## DIRECTIONS FOR THIS TASK:
Print every line exactly as it appears in the material below.

## RECORDS SHOWN:
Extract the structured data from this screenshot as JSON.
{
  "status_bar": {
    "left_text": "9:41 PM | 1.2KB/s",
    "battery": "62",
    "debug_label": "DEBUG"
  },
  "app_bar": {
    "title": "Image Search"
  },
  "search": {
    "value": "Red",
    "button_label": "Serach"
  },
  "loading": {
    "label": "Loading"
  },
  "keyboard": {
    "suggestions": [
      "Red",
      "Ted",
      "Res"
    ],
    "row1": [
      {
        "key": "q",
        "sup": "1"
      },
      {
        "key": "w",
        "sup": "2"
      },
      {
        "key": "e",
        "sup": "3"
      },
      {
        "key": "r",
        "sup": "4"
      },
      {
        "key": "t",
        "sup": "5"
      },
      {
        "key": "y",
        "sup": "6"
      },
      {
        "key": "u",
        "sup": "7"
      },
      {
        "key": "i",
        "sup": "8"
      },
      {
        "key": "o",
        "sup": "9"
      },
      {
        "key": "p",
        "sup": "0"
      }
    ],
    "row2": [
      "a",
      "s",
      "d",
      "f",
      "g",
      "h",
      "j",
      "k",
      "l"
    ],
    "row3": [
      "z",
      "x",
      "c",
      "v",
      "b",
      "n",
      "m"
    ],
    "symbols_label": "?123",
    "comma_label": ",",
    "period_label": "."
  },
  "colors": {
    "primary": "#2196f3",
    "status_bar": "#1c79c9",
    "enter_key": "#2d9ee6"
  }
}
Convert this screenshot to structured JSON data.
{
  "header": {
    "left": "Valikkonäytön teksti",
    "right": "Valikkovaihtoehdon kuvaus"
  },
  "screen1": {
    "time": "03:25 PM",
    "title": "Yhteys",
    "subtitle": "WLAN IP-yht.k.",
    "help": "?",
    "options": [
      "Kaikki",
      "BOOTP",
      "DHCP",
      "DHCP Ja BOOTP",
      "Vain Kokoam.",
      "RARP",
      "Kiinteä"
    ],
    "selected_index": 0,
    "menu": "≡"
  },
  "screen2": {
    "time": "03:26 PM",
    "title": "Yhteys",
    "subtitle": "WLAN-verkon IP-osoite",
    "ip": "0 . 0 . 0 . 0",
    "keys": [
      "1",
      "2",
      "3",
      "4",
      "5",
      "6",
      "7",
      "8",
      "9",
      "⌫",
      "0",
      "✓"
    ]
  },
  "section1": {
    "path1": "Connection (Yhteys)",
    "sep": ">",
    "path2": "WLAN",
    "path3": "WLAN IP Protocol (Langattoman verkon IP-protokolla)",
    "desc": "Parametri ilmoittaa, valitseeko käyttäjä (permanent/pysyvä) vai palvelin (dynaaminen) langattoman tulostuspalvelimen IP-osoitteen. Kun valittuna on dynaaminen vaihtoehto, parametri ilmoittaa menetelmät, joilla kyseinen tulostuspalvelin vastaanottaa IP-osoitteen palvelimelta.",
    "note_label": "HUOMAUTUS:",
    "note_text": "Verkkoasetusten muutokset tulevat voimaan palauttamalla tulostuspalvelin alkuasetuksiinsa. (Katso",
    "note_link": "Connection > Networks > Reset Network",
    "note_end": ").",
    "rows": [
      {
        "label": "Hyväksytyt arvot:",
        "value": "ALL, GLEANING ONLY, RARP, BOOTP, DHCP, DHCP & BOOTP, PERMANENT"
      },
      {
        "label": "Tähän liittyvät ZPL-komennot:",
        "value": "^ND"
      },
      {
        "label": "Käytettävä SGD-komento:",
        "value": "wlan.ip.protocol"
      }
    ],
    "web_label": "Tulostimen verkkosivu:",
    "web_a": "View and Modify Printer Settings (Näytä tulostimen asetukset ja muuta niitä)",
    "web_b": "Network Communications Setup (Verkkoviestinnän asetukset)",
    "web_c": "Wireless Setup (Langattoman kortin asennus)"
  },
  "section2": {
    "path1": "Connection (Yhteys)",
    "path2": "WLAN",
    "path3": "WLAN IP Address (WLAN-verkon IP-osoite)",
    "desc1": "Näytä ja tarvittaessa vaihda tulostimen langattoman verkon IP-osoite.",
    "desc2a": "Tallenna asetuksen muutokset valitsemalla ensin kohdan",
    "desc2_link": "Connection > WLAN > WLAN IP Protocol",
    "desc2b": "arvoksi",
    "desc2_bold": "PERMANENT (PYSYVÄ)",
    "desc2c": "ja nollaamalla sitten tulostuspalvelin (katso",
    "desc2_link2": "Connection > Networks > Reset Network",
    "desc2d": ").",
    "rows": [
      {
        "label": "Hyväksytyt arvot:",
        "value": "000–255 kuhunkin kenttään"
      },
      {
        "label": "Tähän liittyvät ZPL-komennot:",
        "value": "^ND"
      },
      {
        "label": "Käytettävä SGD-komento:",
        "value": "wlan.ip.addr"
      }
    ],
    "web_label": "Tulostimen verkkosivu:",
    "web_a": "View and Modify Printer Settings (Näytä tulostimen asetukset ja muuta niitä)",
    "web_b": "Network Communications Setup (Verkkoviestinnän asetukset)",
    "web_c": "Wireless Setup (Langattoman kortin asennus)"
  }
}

## EXERCISE SOLUTION:
Extract the structured data from this screenshot as JSON.
{
  "status_bar": {
    "left_text": "9:41 PM | 1.2KB/s",
    "battery": "62",
    "debug_label": "DEBUG"
  },
  "app_bar": {
    "title": "Image Search"
  },
  "search": {
    "value": "Red",
    "button_label": "Serach"
  },
  "loading": {
    "label": "Loading"
  },
  "keyboard": {
    "suggestions": [
      "Red",
      "Ted",
      "Res"
    ],
    "row1": [
      {
        "key": "q",
        "sup": "1"
      },
      {
        "key": "w",
        "sup": "2"
      },
      {
        "key": "e",
        "sup": "3"
      },
      {
        "key": "r",
        "sup": "4"
      },
      {
        "key": "t",
        "sup": "5"
      },
      {
        "key": "y",
        "sup": "6"
      },
      {
        "key": "u",
        "sup": "7"
      },
      {
        "key": "i",
        "sup": "8"
      },
      {
        "key": "o",
        "sup": "9"
      },
      {
        "key": "p",
        "sup": "0"
      }
    ],
    "row2": [
      "a",
      "s",
      "d",
      "f",
      "g",
      "h",
      "j",
      "k",
      "l"
    ],
    "row3": [
      "z",
      "x",
      "c",
      "v",
      "b",
      "n",
      "m"
    ],
    "symbols_label": "?123",
    "comma_label": ",",
    "period_label": "."
  },
  "colors": {
    "primary": "#2196f3",
    "status_bar": "#1c79c9",
    "enter_key": "#2d9ee6"
  }
}
Convert this screenshot to structured JSON data.
{
  "header": {
    "left": "Valikkonäytön teksti",
    "right": "Valikkovaihtoehdon kuvaus"
  },
  "screen1": {
    "time": "03:25 PM",
    "title": "Yhteys",
    "subtitle": "WLAN IP-yht.k.",
    "help": "?",
    "options": [
      "Kaikki",
      "BOOTP",
      "DHCP",
      "DHCP Ja BOOTP",
      "Vain Kokoam.",
      "RARP",
      "Kiinteä"
    ],
    "selected_index": 0,
    "menu": "≡"
  },
  "screen2": {
    "time": "03:26 PM",
    "title": "Yhteys",
    "subtitle": "WLAN-verkon IP-osoite",
    "ip": "0 . 0 . 0 . 0",
    "keys": [
      "1",
      "2",
      "3",
      "4",
      "5",
      "6",
      "7",
      "8",
      "9",
      "⌫",
      "0",
      "✓"
    ]
  },
  "section1": {
    "path1": "Connection (Yhteys)",
    "sep": ">",
    "path2": "WLAN",
    "path3": "WLAN IP Protocol (Langattoman verkon IP-protokolla)",
    "desc": "Parametri ilmoittaa, valitseeko käyttäjä (permanent/pysyvä) vai palvelin (dynaaminen) langattoman tulostuspalvelimen IP-osoitteen. Kun valittuna on dynaaminen vaihtoehto, parametri ilmoittaa menetelmät, joilla kyseinen tulostuspalvelin vastaanottaa IP-osoitteen palvelimelta.",
    "note_label": "HUOMAUTUS:",
    "note_text": "Verkkoasetusten muutokset tulevat voimaan palauttamalla tulostuspalvelin alkuasetuksiinsa. (Katso",
    "note_link": "Connection > Networks > Reset Network",
    "note_end": ").",
    "rows": [
      {
        "label": "Hyväksytyt arvot:",
        "value": "ALL, GLEANING ONLY, RARP, BOOTP, DHCP, DHCP & BOOTP, PERMANENT"
      },
      {
        "label": "Tähän liittyvät ZPL-komennot:",
        "value": "^ND"
      },
      {
        "label": "Käytettävä SGD-komento:",
        "value": "wlan.ip.protocol"
      }
    ],
    "web_label": "Tulostimen verkkosivu:",
    "web_a": "View and Modify Printer Settings (Näytä tulostimen asetukset ja muuta niitä)",
    "web_b": "Network Communications Setup (Verkkoviestinnän asetukset)",
    "web_c": "Wireless Setup (Langattoman kortin asennus)"
  },
  "section2": {
    "path1": "Connection (Yhteys)",
    "path2": "WLAN",
    "path3": "WLAN IP Address (WLAN-verkon IP-osoite)",
    "desc1": "Näytä ja tarvittaessa vaihda tulostimen langattoman verkon IP-osoite.",
    "desc2a": "Tallenna asetuksen muutokset valitsemalla ensin kohdan",
    "desc2_link": "Connection > WLAN > WLAN IP Protocol",
    "desc2b": "arvoksi",
    "desc2_bold": "PERMANENT (PYSYVÄ)",
    "desc2c": "ja nollaamalla sitten tulostuspalvelin (katso",
    "desc2_link2": "Connection > Networks > Reset Network",
    "desc2d": ").",
    "rows": [
      {
        "label": "Hyväksytyt arvot:",
        "value": "000–255 kuhunkin kenttään"
      },
      {
        "label": "Tähän liittyvät ZPL-komennot:",
        "value": "^ND"
      },
      {
        "label": "Käytettävä SGD-komento:",
        "value": "wlan.ip.addr"
      }
    ],
    "web_label": "Tulostimen verkkosivu:",
    "web_a": "View and Modify Printer Settings (Näytä tulostimen asetukset ja muuta niitä)",
    "web_b": "Network Communications Setup (Verkkoviestinnän asetukset)",
    "web_c": "Wireless Setup (Langattoman kortin asennus)"
  }
}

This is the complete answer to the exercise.